17 Jan Different Citrus Fruits: Exotic Citrus Fruit Trees
We know the citrus heavy hitters: oranges, lemons, and limes, with a cameo from grapefruit, but did you know an entire world of citrus exists outside of these classics?
Finger limes are small limes that receive their name from their appearance — they’re long and slender, and typically only reach 3” in length. These tiny beauties come in a rainbow of colors, and as if that wasn’t exciting enough… just wait until you open one! Unlike most citrus pulp that is shaped like teardrops, finger lime pulp is shaped like tiny pearl-like orbs. Their pulp can be easily extracted by squeezing the end of the lime. These little balls are commonly referred to as “lime caviar,” and they taste great when placed atop oysters, sushi, avocado toast, and so much more. Finger lime pulp adds a zesty, tart pop of lime flavor to any dish.
Buddha’s Hand Lemon
The Buddha’s Hand Lemon, often referred to as “the fingered citron,” will have you asking whether it is a fruit or an alien. It may not be the most attractive citrus specimen around, but the Buddha’s Hand Lemon is different from most other citrus fruits. This citrus fruit is not popular for its flesh, as it contains little to no fruit juice. The treasure, instead, is found in its aromatic rind. Buddha’s Hand Lemons make an incredible potpourri, and the rind can be candied, sliced to top salads, or even grated to add a citrus kick to desserts, sauces, or marinades.
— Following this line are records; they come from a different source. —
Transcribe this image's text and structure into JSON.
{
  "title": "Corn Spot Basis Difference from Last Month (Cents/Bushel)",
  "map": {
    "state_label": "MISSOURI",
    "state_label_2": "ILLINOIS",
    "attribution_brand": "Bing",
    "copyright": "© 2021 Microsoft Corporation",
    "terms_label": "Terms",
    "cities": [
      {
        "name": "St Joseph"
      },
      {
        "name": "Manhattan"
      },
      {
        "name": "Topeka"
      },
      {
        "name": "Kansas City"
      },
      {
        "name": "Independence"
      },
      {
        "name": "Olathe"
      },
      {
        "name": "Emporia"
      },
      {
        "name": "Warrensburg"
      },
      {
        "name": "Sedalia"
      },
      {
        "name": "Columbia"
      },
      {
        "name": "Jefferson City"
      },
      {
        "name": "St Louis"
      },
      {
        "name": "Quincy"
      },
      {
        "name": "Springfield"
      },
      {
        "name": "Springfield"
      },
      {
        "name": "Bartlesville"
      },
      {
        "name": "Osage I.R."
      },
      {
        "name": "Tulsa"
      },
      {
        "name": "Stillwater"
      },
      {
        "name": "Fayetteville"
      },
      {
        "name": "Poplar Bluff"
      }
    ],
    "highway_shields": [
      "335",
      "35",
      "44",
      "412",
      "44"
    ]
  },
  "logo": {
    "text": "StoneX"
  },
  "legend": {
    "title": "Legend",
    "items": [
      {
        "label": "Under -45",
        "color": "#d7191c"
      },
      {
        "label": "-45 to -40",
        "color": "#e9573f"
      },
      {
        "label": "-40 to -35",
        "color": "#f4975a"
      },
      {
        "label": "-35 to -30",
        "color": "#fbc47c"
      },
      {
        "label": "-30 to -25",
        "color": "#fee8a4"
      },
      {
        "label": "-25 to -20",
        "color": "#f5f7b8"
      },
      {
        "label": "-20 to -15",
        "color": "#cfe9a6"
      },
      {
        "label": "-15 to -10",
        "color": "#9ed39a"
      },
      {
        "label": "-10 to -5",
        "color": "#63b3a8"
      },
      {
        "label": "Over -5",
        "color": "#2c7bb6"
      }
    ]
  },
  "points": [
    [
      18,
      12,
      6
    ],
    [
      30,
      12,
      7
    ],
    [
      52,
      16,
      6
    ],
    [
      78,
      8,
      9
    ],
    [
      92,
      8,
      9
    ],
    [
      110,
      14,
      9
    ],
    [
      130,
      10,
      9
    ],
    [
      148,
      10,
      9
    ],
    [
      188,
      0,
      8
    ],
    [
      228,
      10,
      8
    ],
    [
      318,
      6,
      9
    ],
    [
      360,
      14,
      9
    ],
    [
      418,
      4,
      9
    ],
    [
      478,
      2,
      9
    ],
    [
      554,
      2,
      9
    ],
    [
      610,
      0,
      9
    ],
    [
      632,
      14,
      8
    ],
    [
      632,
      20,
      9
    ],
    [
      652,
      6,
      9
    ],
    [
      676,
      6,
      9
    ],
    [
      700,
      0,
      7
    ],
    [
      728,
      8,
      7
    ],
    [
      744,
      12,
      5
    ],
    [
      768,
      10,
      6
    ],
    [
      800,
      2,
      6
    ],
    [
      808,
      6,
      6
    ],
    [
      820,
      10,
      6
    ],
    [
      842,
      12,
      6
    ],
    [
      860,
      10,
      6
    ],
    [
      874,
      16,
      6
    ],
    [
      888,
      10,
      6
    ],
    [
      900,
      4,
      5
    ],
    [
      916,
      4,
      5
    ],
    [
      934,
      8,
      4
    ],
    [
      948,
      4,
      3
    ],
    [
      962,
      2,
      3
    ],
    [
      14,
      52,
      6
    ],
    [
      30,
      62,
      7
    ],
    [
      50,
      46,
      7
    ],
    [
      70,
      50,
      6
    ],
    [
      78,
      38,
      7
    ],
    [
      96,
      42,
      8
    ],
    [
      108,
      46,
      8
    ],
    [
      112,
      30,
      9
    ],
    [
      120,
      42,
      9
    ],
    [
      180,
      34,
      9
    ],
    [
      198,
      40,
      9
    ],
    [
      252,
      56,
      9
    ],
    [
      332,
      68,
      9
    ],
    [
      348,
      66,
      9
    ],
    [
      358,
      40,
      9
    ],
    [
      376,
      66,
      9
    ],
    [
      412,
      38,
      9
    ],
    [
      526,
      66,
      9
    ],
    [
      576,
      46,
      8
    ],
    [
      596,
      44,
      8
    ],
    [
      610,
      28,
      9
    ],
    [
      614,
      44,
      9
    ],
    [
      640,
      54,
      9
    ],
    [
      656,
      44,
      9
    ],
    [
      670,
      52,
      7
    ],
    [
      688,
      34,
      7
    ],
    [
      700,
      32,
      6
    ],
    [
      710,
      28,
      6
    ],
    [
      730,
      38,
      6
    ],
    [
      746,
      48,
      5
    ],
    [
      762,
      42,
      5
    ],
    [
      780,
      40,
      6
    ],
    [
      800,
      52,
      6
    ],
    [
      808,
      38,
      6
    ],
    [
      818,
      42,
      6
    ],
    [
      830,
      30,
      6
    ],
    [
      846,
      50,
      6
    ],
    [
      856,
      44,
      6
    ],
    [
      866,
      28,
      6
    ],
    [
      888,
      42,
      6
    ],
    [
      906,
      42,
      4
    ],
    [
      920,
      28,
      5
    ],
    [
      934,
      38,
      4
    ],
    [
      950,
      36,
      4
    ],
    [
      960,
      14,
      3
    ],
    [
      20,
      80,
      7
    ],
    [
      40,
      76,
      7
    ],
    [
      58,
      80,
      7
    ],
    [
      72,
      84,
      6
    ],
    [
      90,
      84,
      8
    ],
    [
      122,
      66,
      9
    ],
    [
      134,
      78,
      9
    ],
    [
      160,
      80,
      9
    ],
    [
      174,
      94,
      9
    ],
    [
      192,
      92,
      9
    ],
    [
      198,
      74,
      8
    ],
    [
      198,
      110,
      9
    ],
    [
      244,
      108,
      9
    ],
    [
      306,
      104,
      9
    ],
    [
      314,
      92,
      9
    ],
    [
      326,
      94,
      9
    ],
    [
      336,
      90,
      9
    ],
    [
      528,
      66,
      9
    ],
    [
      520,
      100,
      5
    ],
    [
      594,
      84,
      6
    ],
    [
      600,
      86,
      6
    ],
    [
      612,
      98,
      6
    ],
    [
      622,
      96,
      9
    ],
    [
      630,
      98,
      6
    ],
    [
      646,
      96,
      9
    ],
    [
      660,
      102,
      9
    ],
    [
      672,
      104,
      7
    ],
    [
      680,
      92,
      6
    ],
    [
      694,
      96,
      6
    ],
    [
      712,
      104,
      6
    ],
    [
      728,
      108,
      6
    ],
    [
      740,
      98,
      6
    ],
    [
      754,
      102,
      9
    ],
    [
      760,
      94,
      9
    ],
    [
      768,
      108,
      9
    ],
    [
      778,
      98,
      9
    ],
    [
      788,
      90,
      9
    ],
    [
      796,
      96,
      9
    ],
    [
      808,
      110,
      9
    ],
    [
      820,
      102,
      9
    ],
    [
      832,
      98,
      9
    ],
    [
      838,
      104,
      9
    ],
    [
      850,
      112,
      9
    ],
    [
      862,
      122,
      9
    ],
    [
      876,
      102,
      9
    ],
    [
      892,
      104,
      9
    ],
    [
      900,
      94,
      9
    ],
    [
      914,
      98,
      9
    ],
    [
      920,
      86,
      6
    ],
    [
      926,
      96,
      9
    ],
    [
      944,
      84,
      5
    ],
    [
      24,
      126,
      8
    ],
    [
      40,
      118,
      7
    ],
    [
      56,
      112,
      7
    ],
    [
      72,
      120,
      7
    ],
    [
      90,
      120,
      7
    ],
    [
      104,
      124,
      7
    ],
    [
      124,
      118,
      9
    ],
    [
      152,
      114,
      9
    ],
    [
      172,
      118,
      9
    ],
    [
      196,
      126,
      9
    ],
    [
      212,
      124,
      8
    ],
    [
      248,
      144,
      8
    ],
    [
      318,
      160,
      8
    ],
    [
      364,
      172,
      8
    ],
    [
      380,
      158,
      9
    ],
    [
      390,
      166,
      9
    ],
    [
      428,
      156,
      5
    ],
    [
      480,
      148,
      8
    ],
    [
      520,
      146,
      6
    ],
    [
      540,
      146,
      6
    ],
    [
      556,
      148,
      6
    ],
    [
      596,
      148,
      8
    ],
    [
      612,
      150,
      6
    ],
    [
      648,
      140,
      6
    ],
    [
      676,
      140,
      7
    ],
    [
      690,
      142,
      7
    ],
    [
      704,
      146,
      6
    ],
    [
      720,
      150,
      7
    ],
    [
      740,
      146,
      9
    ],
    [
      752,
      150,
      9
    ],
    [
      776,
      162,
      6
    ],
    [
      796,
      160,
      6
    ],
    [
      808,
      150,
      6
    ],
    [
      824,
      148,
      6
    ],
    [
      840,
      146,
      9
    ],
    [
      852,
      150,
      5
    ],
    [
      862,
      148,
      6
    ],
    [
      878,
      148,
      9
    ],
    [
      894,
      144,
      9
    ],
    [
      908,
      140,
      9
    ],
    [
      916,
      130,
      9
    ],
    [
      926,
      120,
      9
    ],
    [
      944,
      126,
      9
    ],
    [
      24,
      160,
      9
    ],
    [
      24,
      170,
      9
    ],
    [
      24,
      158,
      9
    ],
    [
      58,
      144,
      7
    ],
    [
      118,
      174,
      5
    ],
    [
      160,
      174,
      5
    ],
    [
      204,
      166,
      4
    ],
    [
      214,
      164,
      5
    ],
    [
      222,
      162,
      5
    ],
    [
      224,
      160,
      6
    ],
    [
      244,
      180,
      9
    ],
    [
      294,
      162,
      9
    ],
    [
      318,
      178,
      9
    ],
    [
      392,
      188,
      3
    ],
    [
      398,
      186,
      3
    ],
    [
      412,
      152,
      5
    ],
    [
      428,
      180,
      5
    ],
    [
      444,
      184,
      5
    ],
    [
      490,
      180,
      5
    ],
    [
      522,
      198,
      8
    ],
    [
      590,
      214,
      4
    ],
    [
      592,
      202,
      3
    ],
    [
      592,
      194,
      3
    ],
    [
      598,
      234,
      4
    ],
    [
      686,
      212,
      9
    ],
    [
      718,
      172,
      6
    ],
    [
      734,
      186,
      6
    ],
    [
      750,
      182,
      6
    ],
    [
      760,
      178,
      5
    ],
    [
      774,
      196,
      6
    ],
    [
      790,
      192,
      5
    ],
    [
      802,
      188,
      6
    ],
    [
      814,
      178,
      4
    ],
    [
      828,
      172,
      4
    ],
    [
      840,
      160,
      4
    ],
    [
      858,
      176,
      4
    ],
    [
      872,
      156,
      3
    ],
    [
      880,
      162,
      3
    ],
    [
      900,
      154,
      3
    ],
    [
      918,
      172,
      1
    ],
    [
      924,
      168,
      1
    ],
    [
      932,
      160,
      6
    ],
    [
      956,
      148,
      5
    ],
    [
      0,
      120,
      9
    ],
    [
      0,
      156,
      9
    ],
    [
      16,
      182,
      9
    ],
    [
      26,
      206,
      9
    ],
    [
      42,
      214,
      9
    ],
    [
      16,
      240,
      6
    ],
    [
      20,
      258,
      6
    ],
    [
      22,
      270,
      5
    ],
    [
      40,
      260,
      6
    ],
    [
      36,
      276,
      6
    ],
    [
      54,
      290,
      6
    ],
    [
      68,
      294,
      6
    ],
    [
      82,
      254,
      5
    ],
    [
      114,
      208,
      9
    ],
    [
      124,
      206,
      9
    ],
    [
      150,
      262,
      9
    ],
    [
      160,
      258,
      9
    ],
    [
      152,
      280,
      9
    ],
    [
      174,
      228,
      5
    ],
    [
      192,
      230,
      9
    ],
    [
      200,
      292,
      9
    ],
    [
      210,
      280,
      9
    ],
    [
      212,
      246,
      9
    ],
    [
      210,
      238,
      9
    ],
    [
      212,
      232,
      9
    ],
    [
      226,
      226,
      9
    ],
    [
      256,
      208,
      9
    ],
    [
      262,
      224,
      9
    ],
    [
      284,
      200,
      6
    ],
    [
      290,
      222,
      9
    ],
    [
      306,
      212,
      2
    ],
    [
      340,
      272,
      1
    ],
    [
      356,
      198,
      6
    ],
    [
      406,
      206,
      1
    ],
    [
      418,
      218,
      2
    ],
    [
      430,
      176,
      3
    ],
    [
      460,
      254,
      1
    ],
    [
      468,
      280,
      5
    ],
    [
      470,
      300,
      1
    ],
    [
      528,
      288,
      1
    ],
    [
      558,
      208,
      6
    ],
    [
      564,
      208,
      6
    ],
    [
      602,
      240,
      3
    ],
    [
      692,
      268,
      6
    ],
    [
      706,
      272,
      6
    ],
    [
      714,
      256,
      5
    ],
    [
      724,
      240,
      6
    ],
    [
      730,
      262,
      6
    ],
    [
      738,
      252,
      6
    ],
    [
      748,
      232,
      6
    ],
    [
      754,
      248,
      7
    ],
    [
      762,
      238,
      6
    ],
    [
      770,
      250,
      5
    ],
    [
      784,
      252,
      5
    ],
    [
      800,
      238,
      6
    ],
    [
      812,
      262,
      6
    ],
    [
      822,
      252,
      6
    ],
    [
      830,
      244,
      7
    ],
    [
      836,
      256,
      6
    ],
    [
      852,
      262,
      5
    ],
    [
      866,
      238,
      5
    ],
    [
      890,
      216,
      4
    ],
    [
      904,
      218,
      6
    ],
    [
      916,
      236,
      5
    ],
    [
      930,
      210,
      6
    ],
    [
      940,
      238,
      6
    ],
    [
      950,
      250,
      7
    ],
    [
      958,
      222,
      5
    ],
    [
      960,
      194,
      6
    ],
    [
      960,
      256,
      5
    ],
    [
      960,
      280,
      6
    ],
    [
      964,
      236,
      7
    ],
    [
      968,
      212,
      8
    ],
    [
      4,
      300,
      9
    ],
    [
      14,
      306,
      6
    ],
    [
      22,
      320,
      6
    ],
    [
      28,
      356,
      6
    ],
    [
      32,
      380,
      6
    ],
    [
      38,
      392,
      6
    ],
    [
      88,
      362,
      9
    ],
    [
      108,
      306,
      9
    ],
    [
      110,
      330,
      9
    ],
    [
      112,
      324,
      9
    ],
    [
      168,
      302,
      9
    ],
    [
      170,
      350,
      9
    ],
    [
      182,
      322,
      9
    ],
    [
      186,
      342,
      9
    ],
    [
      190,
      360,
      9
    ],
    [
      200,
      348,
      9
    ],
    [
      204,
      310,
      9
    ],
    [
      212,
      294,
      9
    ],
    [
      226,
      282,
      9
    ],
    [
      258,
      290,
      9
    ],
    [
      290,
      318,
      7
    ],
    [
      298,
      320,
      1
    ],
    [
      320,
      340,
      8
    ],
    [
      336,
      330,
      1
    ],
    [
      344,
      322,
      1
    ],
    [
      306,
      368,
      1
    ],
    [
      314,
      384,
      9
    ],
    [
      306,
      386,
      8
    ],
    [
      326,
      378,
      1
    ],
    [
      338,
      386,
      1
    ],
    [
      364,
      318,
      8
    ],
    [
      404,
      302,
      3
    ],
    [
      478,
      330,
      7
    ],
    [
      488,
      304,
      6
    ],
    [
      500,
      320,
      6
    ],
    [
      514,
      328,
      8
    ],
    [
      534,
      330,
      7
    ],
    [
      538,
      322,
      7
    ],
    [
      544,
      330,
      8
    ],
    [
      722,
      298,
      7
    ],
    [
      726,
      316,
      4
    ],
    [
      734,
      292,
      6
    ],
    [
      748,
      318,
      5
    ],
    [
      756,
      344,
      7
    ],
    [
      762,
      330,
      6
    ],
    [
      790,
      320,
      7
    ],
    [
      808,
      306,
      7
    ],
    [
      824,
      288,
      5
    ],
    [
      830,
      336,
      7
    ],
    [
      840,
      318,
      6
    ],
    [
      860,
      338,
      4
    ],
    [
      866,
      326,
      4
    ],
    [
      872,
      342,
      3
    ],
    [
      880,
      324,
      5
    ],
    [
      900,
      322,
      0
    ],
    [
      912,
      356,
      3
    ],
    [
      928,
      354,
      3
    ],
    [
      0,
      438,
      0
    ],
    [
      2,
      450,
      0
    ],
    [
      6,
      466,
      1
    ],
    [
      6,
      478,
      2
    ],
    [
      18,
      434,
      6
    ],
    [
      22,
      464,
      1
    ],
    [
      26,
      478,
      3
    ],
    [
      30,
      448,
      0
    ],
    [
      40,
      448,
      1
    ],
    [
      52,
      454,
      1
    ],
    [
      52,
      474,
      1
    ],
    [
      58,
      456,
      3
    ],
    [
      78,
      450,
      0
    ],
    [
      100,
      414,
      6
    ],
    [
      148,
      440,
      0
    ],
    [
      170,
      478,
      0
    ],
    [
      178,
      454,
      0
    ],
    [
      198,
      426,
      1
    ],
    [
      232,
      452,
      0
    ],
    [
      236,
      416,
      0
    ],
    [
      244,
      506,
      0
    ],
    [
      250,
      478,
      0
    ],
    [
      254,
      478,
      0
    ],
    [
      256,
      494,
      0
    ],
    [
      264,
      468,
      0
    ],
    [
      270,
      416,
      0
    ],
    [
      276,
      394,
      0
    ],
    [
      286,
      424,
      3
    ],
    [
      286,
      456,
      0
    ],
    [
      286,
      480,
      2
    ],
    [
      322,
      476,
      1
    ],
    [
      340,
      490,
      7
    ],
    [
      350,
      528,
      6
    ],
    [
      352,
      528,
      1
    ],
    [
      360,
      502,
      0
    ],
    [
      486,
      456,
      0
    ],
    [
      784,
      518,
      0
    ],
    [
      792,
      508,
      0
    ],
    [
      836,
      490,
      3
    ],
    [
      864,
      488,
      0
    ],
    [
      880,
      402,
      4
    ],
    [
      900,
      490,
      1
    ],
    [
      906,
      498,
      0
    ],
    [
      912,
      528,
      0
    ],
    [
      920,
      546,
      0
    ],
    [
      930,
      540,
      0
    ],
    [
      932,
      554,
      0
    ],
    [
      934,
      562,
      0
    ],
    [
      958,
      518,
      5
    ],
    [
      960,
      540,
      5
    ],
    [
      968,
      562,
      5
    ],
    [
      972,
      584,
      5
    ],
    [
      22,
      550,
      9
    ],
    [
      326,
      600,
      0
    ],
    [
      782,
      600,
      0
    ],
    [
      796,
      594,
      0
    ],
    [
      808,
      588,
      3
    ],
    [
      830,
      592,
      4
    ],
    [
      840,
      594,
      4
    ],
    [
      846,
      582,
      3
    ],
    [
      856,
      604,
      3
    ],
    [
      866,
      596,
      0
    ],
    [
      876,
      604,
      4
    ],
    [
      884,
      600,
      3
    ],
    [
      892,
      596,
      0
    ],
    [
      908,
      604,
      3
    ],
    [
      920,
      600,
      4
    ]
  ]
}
The calamondin tree is a cold-hardy, drought-tolerant citrus tree that bears small yellow-orange fruits (normally around 1” diameter.) These small fruits look somewhat similar to a tangerine, but they are much more tart. Their flesh is sour, but their rinds are sweet, so calamondin marmalade (made just like orange marmalade) is a popular calamondin recipe.
Tiny, bright, fun kumquats! To eat them, you just pop them in your mouth, skin and all! They have a very thin rind that is sweet, however, their flesh is very tart. Conveniently, like many other citrus fruits, kumquats can be grown in containers, and they turn a bright, vibrant orange when ripe. After harvest, these fruits can be used for a kumquat marmalade, sliced and candied, preserved in a syrup, and so much more.
When you think lime, you think green, right? Well, think again! These crimson fruits are here to change everything you think you know about limes! The blood lime is a hybrid between the finger lime (previously mentioned) and a mandarin. These unique limes combine the tart acidity of a lime with the sweetness of a mandarin — a win, win in our book! The blood lime’s pulp is similar to that of the finger lime, and its pulp can be squeezed out to top many dishes, adding a sweet-tart surprise to seafood, desserts, and cocktails!